Death On The Nile (2022)
Sometimes you're just in the right mood for something like this. Having just got back from a rather dour and uneventful short film festival, full to the brim of self-indulgent indie arthouse efforts with no budget, to be presented with this a couple of days before the Disney+ release on the 30th, I had to say I was, if not thrilled, at least confidently relieved.
This new visit to the much-loved Agatha Christie murder mystery is everything that struggling independent film-makers are not. This is hugely rich, monied to the point distastefulness, bursting at the seams with recognisable and experienced talent, jobs for hundreds instead of maybe as few as one. This comes with high expectations, whereas maybe the lowly indie short, does not.
I did have trouble believing Russell Brand pretending to be anything other than he usually pretends to be in his every day life. The stretch to imagine he was a medical Doctor, with sensible hair and everything, was just too much to be permissible.
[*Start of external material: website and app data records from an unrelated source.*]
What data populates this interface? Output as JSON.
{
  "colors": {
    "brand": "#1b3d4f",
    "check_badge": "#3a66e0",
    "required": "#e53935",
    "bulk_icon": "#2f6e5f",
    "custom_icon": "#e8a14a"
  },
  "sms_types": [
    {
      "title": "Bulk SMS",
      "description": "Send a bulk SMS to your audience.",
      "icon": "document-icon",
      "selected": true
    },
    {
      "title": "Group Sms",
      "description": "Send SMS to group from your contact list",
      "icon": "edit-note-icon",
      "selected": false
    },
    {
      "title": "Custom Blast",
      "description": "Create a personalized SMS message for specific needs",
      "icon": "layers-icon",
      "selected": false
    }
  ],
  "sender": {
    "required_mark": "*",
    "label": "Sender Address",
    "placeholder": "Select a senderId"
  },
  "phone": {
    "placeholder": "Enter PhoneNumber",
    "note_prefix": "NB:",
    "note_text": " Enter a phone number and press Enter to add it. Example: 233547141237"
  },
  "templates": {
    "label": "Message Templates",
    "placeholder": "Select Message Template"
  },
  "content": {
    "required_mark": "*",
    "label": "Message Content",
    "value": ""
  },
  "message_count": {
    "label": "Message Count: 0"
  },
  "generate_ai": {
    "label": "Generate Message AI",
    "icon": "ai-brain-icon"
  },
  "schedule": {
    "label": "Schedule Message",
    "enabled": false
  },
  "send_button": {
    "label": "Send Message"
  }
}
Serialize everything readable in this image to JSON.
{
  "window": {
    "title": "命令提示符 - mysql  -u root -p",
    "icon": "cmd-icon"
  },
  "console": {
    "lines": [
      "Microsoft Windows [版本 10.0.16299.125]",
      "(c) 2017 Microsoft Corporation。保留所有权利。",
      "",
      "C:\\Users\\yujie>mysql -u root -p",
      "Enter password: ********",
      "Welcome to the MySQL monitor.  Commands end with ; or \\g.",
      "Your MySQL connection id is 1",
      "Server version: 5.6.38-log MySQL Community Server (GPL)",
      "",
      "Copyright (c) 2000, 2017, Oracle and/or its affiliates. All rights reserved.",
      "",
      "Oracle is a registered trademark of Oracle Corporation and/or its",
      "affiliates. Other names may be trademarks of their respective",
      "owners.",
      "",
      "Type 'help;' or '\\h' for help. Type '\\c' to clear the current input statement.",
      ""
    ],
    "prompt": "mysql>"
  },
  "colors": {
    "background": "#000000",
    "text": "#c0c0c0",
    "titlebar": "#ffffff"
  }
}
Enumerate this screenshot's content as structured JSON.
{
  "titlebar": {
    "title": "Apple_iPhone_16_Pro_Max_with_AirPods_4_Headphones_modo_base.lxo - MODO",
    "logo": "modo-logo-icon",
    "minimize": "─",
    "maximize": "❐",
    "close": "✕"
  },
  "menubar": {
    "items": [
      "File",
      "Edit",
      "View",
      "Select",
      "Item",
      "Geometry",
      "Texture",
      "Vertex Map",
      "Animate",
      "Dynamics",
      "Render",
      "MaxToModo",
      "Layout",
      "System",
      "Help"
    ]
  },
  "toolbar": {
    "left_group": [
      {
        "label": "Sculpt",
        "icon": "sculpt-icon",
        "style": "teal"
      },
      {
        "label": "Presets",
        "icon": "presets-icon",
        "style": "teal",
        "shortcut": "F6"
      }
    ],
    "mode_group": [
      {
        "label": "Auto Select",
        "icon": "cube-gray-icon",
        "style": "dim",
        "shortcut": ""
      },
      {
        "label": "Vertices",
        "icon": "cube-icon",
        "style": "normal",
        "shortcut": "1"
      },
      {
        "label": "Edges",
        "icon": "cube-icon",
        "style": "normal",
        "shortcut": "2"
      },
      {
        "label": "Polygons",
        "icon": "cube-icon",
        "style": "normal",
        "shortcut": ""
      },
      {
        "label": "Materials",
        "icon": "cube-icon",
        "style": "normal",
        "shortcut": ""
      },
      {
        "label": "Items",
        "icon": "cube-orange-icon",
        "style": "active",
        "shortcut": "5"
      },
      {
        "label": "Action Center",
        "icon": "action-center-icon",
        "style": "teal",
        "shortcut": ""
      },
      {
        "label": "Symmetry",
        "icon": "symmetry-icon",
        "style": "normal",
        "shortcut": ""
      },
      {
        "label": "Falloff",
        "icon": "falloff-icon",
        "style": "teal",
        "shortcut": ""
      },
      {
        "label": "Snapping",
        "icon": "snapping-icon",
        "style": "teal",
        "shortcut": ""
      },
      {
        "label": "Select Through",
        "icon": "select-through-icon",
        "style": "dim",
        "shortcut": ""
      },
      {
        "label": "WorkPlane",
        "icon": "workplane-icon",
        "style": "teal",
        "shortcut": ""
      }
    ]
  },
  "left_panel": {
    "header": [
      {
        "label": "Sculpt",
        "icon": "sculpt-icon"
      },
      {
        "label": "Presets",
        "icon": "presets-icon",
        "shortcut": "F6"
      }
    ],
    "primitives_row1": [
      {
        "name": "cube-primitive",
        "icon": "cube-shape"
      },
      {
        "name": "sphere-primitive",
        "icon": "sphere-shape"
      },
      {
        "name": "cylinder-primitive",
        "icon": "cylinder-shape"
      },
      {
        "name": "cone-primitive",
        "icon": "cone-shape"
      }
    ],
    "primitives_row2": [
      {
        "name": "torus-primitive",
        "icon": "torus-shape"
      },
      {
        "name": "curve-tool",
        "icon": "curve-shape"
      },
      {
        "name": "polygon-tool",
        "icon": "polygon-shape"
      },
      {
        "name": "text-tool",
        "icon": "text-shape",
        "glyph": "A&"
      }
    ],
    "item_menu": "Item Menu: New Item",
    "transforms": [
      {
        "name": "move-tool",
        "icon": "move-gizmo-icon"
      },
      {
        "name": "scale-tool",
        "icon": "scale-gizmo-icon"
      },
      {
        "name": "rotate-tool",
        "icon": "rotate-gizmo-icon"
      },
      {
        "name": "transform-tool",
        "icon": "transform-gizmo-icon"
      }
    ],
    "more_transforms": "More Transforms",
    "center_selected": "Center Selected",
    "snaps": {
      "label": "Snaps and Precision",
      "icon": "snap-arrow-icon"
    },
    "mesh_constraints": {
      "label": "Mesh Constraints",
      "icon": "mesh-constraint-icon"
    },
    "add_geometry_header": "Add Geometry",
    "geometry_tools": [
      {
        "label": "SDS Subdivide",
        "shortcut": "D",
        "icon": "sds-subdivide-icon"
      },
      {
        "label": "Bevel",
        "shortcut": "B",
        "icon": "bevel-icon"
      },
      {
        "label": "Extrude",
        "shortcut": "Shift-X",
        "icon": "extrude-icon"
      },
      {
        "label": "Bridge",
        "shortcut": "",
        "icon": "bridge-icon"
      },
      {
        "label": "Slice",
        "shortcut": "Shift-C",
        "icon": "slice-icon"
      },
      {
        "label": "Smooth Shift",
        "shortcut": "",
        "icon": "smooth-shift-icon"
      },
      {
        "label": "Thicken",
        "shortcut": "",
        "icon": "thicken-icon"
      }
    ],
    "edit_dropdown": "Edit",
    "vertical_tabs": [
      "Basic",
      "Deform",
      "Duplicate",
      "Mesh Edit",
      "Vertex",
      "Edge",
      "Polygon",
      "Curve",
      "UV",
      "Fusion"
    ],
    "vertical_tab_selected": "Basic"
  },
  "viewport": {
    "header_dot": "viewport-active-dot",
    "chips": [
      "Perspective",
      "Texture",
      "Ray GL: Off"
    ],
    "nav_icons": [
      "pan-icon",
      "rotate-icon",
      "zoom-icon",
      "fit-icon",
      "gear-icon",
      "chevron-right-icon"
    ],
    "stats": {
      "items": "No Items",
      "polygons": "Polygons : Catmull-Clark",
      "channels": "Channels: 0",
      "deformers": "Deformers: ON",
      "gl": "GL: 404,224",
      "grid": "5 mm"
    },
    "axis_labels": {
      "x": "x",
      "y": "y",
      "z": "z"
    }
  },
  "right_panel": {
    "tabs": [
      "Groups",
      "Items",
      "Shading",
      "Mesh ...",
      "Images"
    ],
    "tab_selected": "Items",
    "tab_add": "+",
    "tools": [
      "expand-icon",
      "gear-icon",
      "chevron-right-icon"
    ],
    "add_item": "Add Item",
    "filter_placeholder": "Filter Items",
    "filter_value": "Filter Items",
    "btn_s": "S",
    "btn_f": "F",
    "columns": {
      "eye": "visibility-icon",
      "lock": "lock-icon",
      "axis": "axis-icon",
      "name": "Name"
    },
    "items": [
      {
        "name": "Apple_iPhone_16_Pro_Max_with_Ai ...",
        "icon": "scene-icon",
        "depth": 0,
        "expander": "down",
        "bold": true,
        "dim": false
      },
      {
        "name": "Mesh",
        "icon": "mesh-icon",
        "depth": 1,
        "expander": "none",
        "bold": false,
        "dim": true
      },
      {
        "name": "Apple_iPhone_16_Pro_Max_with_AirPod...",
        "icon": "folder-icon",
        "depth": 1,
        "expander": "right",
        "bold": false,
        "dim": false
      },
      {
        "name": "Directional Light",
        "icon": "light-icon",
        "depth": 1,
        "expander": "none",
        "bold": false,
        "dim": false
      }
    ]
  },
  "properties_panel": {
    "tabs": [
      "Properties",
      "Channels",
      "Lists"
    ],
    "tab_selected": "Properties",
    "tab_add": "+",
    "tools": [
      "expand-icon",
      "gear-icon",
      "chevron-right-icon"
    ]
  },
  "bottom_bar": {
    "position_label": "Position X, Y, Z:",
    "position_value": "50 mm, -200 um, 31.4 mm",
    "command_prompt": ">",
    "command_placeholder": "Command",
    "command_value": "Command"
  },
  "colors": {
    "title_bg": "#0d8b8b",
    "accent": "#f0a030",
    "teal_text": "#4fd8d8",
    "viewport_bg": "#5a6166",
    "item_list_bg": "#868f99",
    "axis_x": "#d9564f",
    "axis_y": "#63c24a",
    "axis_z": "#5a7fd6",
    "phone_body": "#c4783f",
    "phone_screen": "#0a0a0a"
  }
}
The inclusion of French and Saunders was something of a curiosity, neither being too well known for anything other than accomplished comedy that this never is, even if it tries.
There is an almost perceptible chasm between the actors and most everyone else here. Stand out performances from the likes of Branagh, Mackey and Bening, for example, have the authoritative stamp of thespian surety running through them, whereas everyone else on the boat is just treading water and hoping not to drown. Some cope better than others.
The scenes are undeniably sumptuous and bristling with abundance everywhere you look. I was wistfully reminded of previous trips to Egypt with Brendan Fraser, Rachel Weisz, Harrison Ford. Even Roger Moore. No expense has been spared to make the experience look less than authentic and the cinematography was everything you expect a multi-multimillion dollar project would provide.
In all, an effort that underwhelms for a number of reasons, which is so unfortunate as I really wanted to love being taken back to the wonder of Hercule Poirot again, even after the recent Orient Express also failed to deliver as fully as we might have liked.